The holy Mass, now, this Eucharist, is just such an act of faith. To Christian faith at this moment the voice of diatribe appears changed for the body of the Lord, who offered himself for the redemption of the world, and in this chalice the wine is transformed into the blood that was the price of salvation. May this body immolated and this blood sacrificed for humans nourish us also, so that we may give our body and our blood to suffering and to pain --- like Christ, not for self, but to bring about justice and peace for our people.
Let us join together, then, intimately in faith and hope at this moment of prayer....
[At that, a postscript reads thus: "A shot rang out in the chapel and Archbishop Romero fell mortally wounded. He died within minutes, on arriving at a nearby hospital emergency room."]
One of global Catholicism's most prominent chroniclers, Rocco Palmo has held court as the "Church Whisperer" since 2004, when the pages you're reading were launched with an audience of three, grown since by nothing but word of mouth, and kept alive throughout solely by means of reader support.
A former US correspondent for the London-based international Catholic weekly The Tablet, he's been a church analyst for The New York Times, Associated Press, Washington Post, Reuters, Los Angeles Times, BBC, NBC, CNN and NPR among other mainstream print and broadcast outlets worldwide.
A native of Philadelphia, Rocco Palmo attended the University of Pennsylvania, where he earned a Bachelor of Arts in Political Science. In 2010, he received a Doctorate of Humane Letters honoris causa from Aquinas Institute of Theology in St Louis.
In 2011, Palmo co-chaired the first Vatican conference on social media, convened by the Pontifical Councils for Culture and Social Communications.

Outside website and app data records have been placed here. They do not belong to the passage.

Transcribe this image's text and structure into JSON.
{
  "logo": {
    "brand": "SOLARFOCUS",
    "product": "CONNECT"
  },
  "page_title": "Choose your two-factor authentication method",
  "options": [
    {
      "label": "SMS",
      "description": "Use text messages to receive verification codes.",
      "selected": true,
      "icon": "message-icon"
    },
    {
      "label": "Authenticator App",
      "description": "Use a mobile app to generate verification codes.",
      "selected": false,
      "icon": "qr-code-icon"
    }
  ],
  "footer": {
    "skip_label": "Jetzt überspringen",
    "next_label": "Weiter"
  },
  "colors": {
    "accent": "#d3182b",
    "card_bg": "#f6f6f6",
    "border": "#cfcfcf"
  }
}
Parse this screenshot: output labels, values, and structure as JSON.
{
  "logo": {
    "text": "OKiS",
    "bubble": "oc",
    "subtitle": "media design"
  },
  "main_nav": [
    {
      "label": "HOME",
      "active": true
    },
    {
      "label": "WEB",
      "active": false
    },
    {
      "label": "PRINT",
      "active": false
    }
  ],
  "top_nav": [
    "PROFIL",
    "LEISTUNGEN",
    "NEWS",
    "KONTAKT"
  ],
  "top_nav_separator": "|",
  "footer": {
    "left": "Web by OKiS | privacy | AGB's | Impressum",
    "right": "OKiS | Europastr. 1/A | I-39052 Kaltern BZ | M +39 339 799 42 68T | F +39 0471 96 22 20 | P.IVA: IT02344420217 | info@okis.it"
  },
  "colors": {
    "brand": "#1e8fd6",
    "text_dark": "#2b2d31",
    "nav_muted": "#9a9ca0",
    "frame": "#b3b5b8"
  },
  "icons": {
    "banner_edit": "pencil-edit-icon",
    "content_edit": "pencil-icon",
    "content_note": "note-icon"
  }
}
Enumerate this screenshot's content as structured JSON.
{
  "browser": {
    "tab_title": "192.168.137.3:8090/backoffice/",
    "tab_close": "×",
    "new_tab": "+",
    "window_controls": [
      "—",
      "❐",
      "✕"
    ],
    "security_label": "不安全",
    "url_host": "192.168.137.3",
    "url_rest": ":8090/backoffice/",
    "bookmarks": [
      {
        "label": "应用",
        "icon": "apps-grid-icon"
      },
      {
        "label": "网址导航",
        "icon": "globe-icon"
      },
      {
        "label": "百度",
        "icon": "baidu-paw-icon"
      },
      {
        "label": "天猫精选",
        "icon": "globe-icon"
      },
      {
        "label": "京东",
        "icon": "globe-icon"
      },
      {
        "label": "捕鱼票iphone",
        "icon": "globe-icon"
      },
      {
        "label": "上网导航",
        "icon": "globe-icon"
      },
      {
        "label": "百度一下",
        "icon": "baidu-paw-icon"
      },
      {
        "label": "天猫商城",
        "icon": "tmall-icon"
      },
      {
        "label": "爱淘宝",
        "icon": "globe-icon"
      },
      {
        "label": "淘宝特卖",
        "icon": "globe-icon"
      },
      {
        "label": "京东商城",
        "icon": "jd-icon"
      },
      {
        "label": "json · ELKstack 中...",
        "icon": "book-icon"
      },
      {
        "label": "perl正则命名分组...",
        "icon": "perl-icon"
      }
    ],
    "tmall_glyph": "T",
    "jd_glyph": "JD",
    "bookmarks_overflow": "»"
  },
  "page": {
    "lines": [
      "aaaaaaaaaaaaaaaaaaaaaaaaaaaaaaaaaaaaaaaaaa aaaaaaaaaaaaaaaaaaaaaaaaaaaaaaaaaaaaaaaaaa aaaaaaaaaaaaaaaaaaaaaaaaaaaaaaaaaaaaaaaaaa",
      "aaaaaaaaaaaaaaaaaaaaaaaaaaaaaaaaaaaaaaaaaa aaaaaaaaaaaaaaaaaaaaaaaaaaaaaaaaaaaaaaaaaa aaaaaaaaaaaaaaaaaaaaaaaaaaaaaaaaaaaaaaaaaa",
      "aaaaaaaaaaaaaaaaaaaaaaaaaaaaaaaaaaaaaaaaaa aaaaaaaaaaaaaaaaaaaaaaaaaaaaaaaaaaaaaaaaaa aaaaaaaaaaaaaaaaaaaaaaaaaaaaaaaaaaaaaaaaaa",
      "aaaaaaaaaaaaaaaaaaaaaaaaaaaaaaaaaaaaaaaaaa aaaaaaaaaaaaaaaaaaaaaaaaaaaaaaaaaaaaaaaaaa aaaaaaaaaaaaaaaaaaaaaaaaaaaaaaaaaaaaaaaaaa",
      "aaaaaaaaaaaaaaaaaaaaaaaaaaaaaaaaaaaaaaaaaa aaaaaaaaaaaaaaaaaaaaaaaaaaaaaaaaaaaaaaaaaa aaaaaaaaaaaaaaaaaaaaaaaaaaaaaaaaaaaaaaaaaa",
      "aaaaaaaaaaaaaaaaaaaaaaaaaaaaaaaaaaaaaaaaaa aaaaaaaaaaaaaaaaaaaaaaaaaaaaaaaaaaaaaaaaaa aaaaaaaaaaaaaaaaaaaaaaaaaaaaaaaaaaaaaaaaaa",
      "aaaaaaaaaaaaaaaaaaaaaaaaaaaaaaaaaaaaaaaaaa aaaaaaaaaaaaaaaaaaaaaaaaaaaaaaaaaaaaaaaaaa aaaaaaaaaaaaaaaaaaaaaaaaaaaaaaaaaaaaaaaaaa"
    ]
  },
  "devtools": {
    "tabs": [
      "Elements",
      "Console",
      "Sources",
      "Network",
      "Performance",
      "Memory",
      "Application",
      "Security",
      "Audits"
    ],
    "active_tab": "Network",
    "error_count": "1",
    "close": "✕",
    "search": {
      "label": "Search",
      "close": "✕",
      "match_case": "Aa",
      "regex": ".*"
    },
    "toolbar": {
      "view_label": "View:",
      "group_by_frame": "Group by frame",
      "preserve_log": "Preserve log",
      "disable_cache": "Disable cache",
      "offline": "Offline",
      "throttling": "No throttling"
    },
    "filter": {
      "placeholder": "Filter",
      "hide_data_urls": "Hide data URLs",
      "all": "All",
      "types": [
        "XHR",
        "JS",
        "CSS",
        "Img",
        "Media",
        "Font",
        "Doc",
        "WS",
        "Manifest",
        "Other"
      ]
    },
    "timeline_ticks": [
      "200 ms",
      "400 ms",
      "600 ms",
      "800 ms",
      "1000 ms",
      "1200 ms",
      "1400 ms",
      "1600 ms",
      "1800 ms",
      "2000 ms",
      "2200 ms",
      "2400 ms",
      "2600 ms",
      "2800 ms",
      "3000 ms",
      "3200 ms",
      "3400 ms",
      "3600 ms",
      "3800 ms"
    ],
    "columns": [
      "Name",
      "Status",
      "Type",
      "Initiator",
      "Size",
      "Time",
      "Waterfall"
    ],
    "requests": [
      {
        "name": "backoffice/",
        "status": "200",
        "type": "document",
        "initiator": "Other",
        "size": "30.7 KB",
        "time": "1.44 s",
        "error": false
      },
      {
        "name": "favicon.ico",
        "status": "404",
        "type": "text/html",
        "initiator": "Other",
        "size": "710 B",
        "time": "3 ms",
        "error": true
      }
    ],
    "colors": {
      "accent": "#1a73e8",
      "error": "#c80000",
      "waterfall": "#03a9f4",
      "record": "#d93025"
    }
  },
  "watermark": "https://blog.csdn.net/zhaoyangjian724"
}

By appointment of Archbishop Charles Chaput OFM Cap., he's likewise served on the first-ever Pastoral Council of the Archdiocese, whose Church remains his home.